■ What is being asked ■
Tally every line in the data that has the word "Final" and report only the total.

Dataset excerpts:
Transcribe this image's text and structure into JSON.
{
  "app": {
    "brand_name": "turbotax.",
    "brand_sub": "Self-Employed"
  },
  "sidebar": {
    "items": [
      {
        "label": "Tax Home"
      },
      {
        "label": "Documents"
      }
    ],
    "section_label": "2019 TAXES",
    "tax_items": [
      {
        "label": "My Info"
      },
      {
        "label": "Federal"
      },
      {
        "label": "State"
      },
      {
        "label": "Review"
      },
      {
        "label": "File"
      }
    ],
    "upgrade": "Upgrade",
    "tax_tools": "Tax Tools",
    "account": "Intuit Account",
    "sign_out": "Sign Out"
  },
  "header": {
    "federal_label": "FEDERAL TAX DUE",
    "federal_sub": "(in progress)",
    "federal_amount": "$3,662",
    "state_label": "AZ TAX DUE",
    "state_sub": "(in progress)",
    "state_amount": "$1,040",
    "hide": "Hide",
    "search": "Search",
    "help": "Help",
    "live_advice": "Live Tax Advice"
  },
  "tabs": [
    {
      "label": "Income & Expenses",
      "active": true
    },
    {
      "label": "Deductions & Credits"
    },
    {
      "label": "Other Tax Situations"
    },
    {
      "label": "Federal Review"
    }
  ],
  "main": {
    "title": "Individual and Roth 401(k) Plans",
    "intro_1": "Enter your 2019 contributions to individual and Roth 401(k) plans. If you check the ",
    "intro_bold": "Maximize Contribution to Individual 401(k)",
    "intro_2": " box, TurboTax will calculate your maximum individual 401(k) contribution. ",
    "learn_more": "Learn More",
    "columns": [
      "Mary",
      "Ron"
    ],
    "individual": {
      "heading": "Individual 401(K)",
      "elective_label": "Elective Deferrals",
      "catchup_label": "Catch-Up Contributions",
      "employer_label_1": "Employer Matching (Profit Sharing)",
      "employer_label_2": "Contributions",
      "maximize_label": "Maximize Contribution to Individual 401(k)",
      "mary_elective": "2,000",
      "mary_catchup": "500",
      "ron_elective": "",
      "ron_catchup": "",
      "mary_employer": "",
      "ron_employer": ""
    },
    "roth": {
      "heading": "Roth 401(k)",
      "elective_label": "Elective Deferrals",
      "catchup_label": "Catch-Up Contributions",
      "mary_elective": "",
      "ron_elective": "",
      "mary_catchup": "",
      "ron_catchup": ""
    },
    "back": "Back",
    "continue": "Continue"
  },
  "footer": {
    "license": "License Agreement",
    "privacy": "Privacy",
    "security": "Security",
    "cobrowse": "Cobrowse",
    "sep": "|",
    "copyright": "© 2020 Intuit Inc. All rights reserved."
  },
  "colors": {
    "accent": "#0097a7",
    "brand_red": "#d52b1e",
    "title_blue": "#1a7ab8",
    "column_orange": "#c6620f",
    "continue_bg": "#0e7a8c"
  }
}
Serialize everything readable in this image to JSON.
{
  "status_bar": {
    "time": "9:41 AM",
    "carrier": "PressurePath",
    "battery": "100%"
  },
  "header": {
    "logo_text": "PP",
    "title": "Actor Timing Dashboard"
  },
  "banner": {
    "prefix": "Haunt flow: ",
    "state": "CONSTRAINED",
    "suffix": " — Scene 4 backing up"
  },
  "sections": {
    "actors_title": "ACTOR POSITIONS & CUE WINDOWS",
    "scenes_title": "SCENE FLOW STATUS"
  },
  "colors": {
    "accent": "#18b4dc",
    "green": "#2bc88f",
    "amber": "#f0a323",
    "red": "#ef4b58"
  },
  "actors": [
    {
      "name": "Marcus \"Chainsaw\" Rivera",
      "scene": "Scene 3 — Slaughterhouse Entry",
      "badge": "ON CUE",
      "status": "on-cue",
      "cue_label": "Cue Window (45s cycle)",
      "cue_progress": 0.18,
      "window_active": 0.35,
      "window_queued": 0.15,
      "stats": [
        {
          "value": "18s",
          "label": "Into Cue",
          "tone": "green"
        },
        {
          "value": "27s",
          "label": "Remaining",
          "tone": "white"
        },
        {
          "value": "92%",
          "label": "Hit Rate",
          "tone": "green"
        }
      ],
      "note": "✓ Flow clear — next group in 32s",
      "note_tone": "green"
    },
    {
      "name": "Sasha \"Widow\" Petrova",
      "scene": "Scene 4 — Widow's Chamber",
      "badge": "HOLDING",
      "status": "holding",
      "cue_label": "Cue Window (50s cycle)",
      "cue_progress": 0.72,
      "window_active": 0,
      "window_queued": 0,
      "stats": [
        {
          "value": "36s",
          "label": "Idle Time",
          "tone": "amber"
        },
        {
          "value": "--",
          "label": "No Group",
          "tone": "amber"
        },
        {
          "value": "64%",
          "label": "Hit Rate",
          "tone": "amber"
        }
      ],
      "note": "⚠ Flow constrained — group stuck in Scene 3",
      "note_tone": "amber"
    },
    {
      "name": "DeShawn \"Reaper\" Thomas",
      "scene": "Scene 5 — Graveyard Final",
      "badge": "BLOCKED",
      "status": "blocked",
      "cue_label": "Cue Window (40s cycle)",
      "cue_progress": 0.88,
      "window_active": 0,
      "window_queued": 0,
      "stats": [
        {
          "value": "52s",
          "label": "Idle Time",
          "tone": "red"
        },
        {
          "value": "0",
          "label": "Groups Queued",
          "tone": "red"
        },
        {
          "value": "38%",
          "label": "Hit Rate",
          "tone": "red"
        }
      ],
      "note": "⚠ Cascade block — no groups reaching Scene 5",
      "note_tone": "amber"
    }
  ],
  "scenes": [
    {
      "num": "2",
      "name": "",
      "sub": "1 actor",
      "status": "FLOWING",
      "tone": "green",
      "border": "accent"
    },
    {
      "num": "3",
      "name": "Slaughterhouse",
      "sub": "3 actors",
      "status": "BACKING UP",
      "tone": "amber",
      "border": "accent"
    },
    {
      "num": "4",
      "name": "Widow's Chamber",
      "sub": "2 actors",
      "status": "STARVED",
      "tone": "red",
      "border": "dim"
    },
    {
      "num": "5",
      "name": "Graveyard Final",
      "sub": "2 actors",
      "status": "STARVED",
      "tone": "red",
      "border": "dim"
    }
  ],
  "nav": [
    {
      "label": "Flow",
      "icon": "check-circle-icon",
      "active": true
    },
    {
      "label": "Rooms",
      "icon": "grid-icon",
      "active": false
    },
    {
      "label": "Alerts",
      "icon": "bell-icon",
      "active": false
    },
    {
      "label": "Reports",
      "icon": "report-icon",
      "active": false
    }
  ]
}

■ Task result ■
2